Cast iron has a natural non-stick surface, but proper seasoning can further enhance its properties. After seasoning, the non-stick surface of cast iron becomes stronger with each use.
Heat retention and distribution
Cast iron is widely regarded as the optimal material for retaining heat. It excels in absorbing heat during cooking and maintaining the food’s hot temperature for an extended period, even after the stove has been turned off. It evenly distributes the heat, ensuring thorough and efficient food cooking.
Versatility in Cooking
One of the primary reasons this cookware is highly popular is its versatility in cooking. It can be used on various cooking surfaces, including the oven, stove, open fire, and even while camping.
Moreover, cast iron cookware can serve multiple purposes, such as baking, searing, browning, boiling, and even making sweets.
Cast iron always adds unique flavours to food during cooking, especially after it has been seasoned.

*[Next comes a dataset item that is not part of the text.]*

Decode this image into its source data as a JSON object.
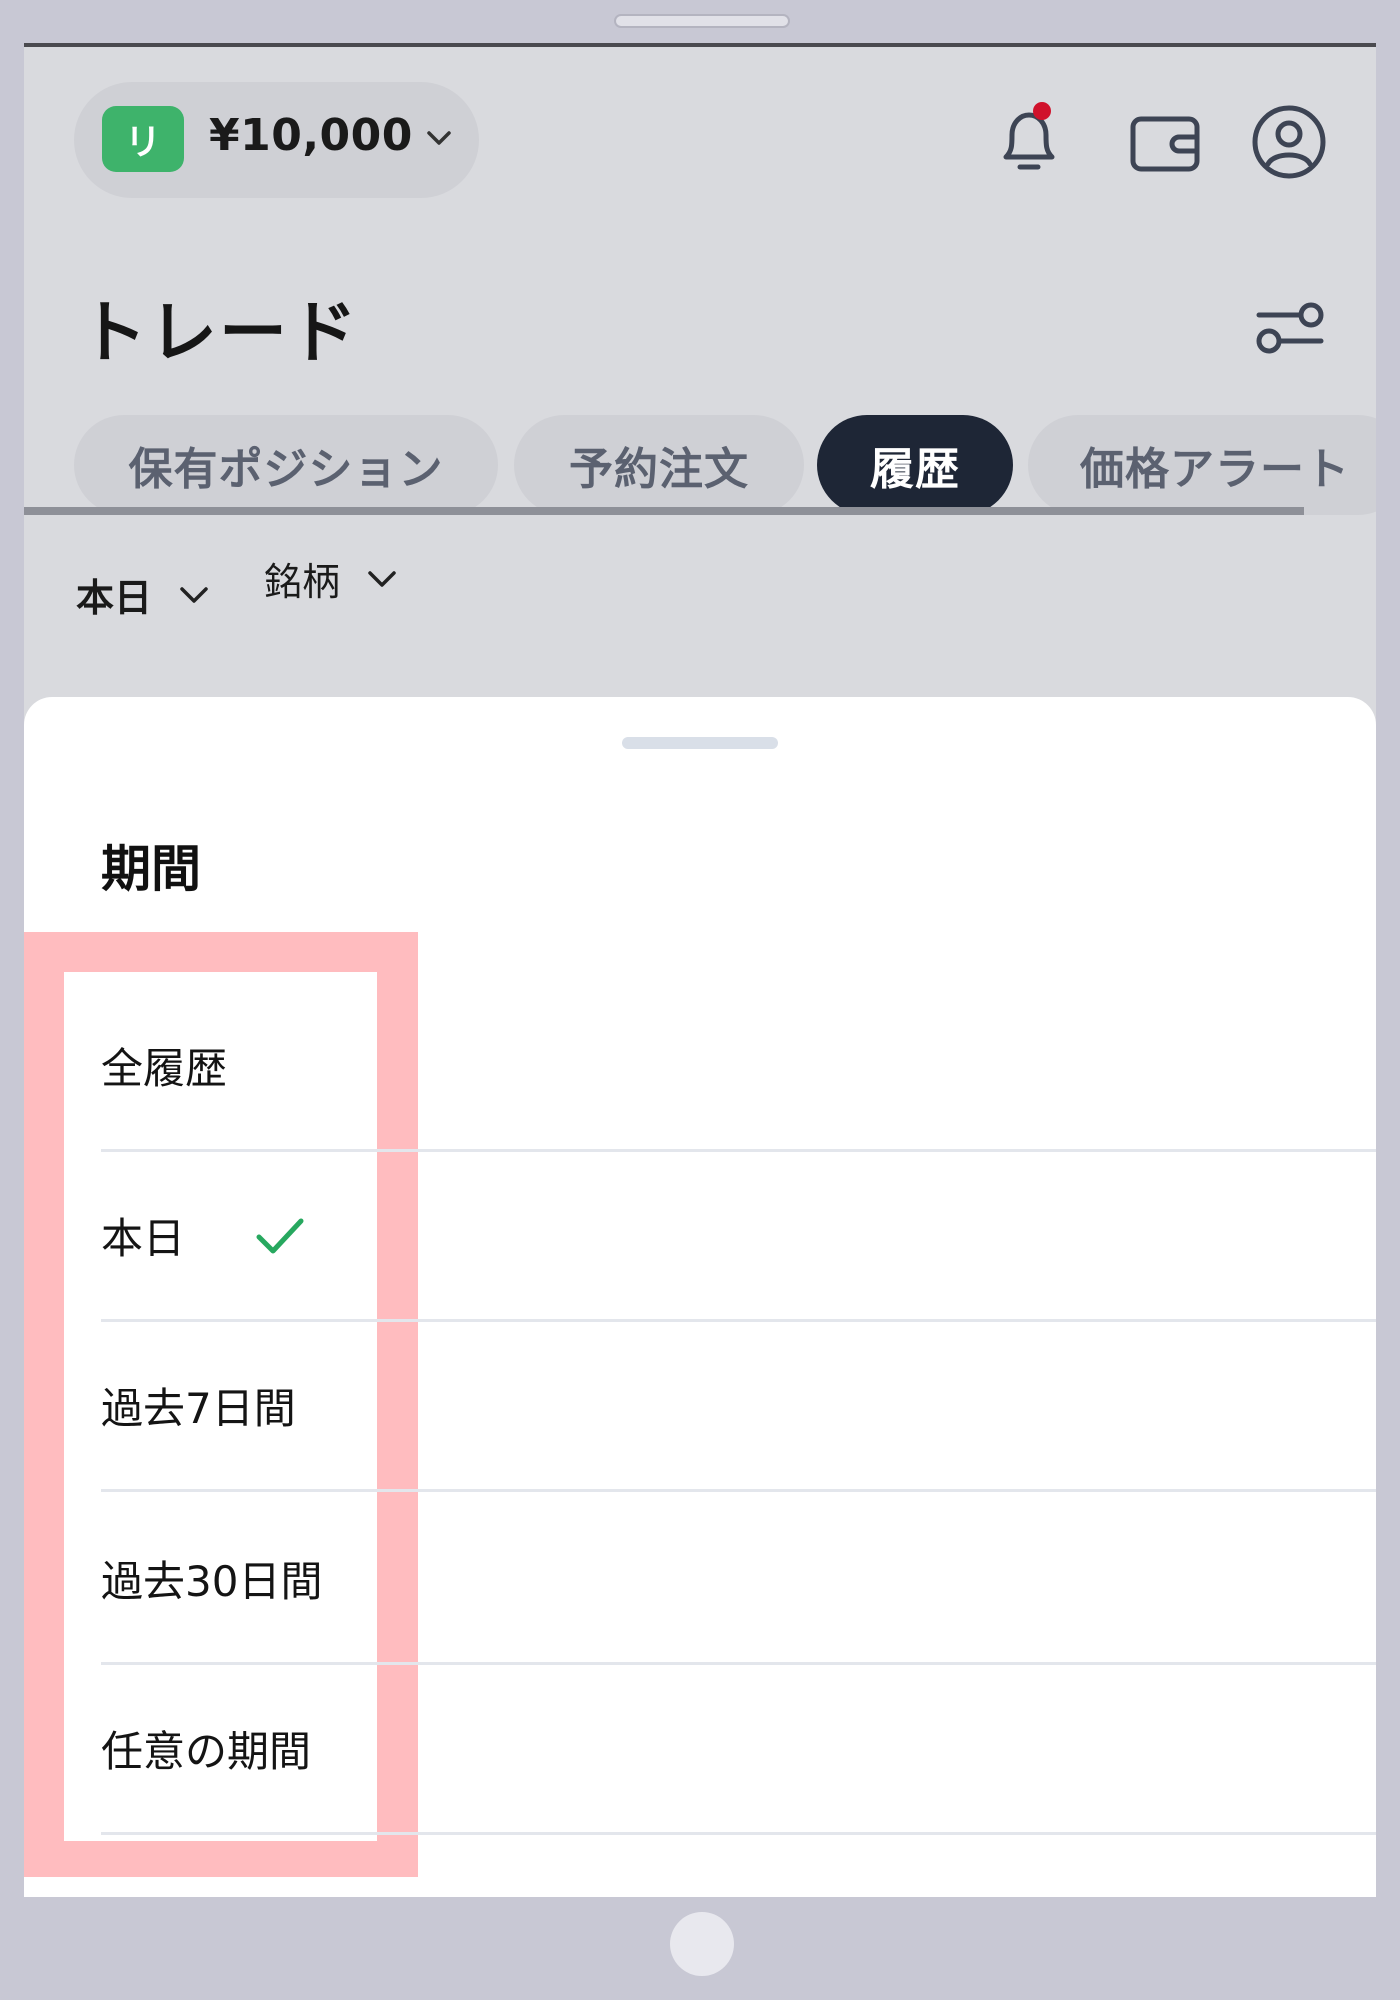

That’s why cast iron has always been a popular choice for enhancing the taste of dishes.
Cons of Cast Iron
Cast iron cookware is heavier than other types of cookware, which may not be ideal for individuals who prefer to avoid using heavy cookware during their cooking process.
Furthermore, transporting and storing cast iron can be particularly challenging due to its weight and heat retention properties.
Slow heat-up time
This is not helpful if you’re in a hurry to cook, as it takes a long time to heat up properly. Moreover, cooking takes longer to ensure the food is cooked thoroughly.
Reacting to acidic foods
Cast iron reacts readily with acidic foods. For example, when lemon, vinegar, egg, or tomato is used, it causes discoloration in the food and imparts a metallic taste. Moreover, this reaction can lead to damage to the non-stick surface.
Maintenance and seasoning
Cast iron always requires a lot of maintenance. It will rust rapidly if not seasoned correctly, exposed to excessive moisture, or inadequately cleaned. Moreover, the non-stick coating becomes weaker over time, leading to food sticking to the surface.
Is a Wok and a skillet the same?
A skillet requires more oil compared to a Wok. Additionally, the this cookware offers greater versatility in accommodating larger quantities of food while enhancing its structure and texture.
Moreover, the long sides of the Wok serve the purpose of preventing food from spilling out. Therefore, a Wok is superior to a skillet.
Is it better to fry in a wok?
The Wok is specially designed for frying. You can quickly fry large or small pieces of food in it.
Can I use a skillet as a wok?
Cast iron skillets have flat surfaces and short sides, whereas Woks have long, high sides and a deep rim long sides prevent food from spilling out. Therefore, a Wok is always a better option for frying.
Both Wok and cast iron have different advantages, disadvantages, and specific uses. A wok is a better choice if you frequently cook chicken and mutton dishes. Similarly, a Wok is always preferable if you need to cook large quantities of food.
On the other hand, if you prefer quick cooking and want to prepare delicate food, a cast iron skillet is recommended. This way, you can prioritize your selection based on your preferences and cooking routine.